There is war bride Gwen McDonald and factory worker Albert Socqué, liberated Dutchman Bert Kahrel, who emigrated to Canada, and Michiko (Ishii) Ayukawa, who as a 12-year-old Japanese-Canadian was forced into an internment camp at Lemon Creek, B.C.

There is Pilot Officer Doug Sam, who was shot down and survived the war hiding among the French, and Ethel Rogers Mulvany, a civilian captured during the fall of Singapore and held by the Japanese in Changi prison for the duration.

“You’ve to talk to veterans and, increasingly, you’ve got to talk to their children.”

Mulvany spent much of her time behind the prison walls trading recipes with other prisoners, then produced a cookbook after she was freed and returned to Toronto. It sold 20,000 copies. A copy of the cookbook is on display along with the Bible she read throughout her incarceration, its spine frayed by the starving woman’s efforts to eat the glue that bound it together.

There are stories of heroism, resolve, tragedy and triumph, touching on the depth and breadth of the Canadian experience through words, pictures and artifacts.

“There are a lot of really powerful stories,” said the prolific Cook, who for more than 20 years has reveled in the “detective stories” he discovers in the museum archives as he sifts through letters, diaries, reports and records that often haven’t been touched in decades. He is the museum’s acting director of research.

“You’re piecing together the history at the coalface and, often, in a material culture or museum environment, it’s those objects—those really powerful objects—that tell stories or have stories embedded in them or wrapped around them. They don’t speak for themselves—you’ve got to research that; you’ve to talk to veterans and, increasingly, you’ve got to talk to their children.”

(Click on letter to enlarge) Rev. Harvey Campbell’s letter describing the pilgrimage he and wife Grace made to their sons’ gravesites in Europe.
Operation Picture Me/VAC
On what amounted to a pilgrimage to the places where his two sons died, Rev. Campbell discovered that Grant, who enlisted a month after his brother in January 1942, was buried in one of two graves, each bearing identical markers with four names of crew who could not be identified.

In his letter to McBurney, he noted that his son carried no identification disk or any other documentation but, given his location next to the pilot and the materials recovered—particularly the purse and the map—it could only have been his son.
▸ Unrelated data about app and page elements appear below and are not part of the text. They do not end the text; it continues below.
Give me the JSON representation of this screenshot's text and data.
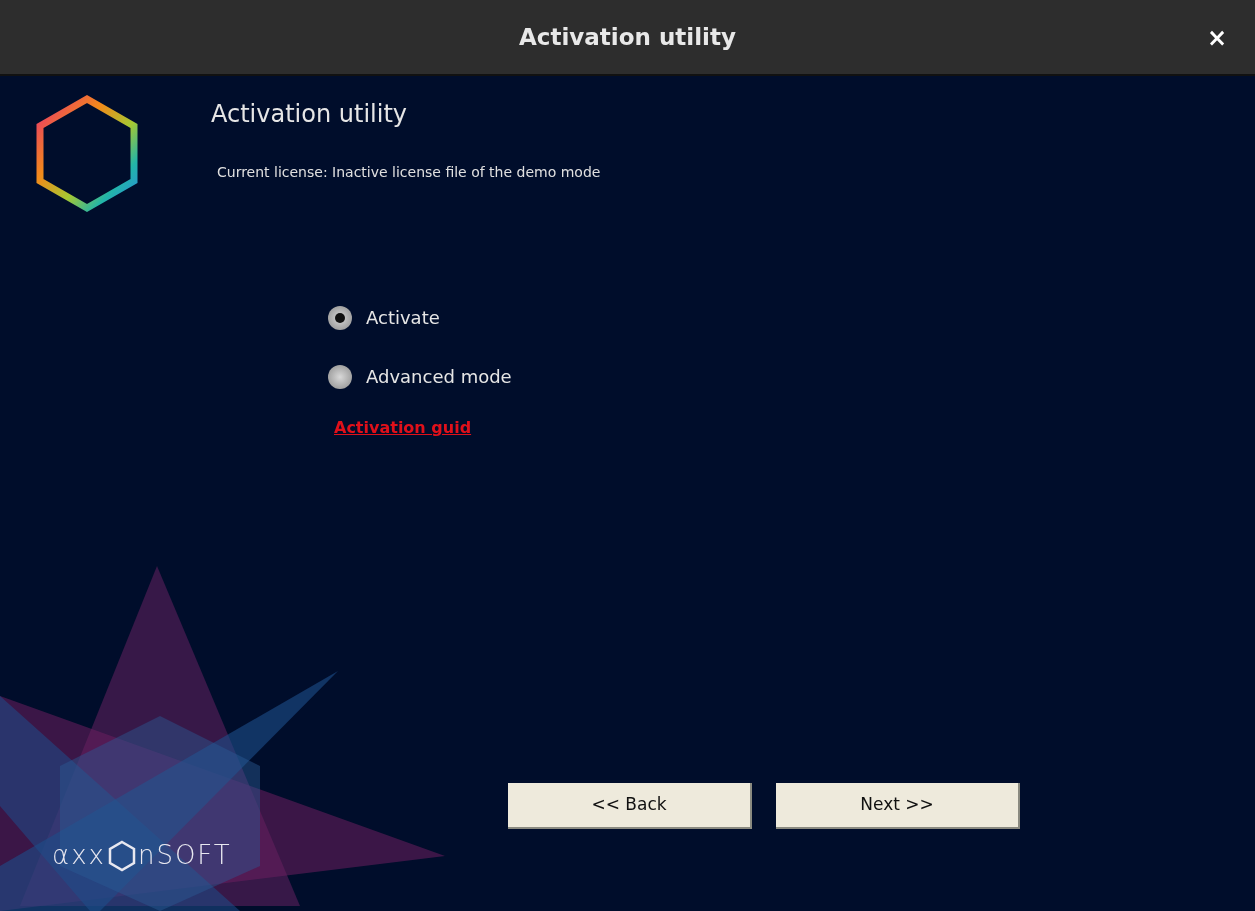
{
  "window": {
    "title": "Activation utility",
    "close": "×"
  },
  "header": {
    "title": "Activation utility",
    "license": "Current license: Inactive license file of the demo mode"
  },
  "options": [
    {
      "label": "Activate",
      "selected": true
    },
    {
      "label": "Advanced mode",
      "selected": false
    }
  ],
  "link": "Activation guid",
  "buttons": [
    "<< Back",
    "Next >>"
  ],
  "logo": {
    "before": "αxx",
    "after": "nSOFT"
  }
}
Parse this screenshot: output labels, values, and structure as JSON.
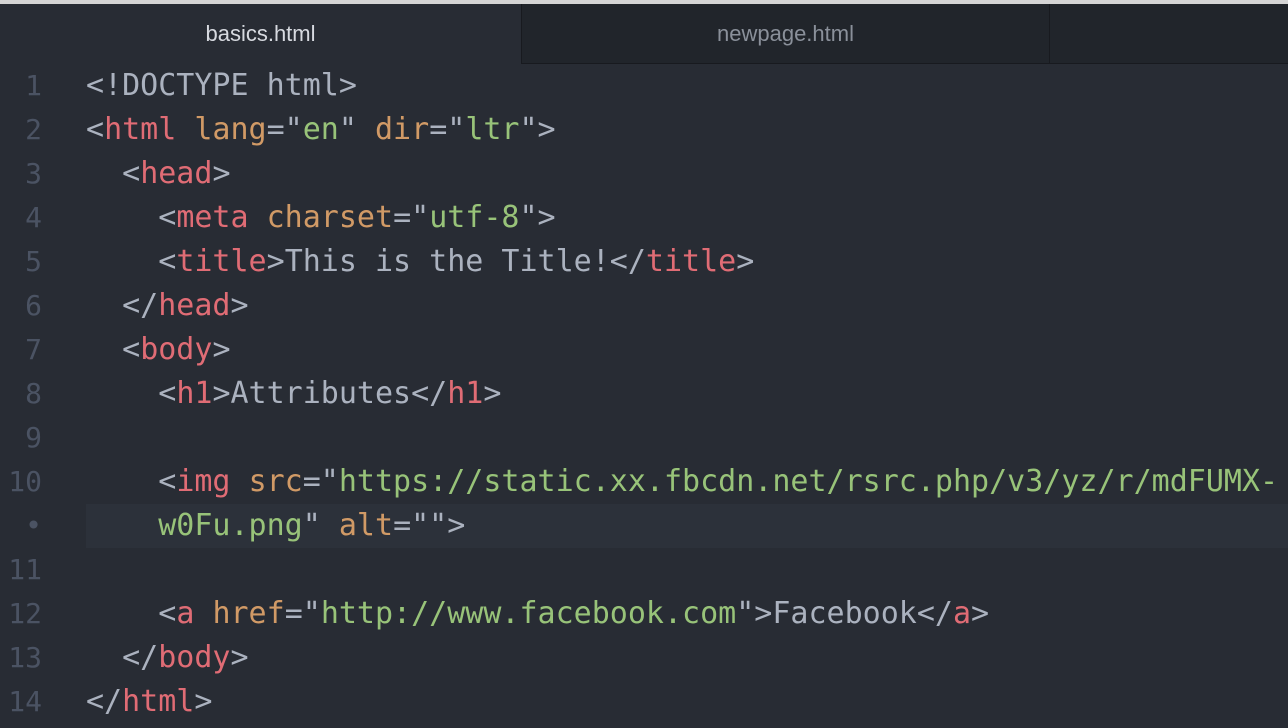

“I give these details because I wish to ask that his body might be exhumed and given a grave by itself,” he wrote.

“I give these details because I wish to ask that his body might be exhumed and given a grave by itself.”

“Not that we would separate him from the friends with whom he died but because he was definitely identifiable as the navigator and it would be a comfort to us to know that where the marker is for his grave there his body lies.”

Three years later, in a letter written Jan. 20, 1951, an RCAF casualties officer, Wing Commander Wilfred Gunn, informed Campbell that his son now had a grave of his own: Plot 1, No. 14, Row A. Only two of the RAF crew remained unidentified and still shared a plot: Flight Sergeant Ernest Charles Edwards, bombardier, and Sgt. James Torode, the flight engineer.

“I would like to take this opportunity to again express my deepest sympathy in the loss of your gallant sons,” Gunn concluded.

The exhibition runs through Sept. 6, 2021.

See more at https://www.warmuseum.ca/foreverchanged/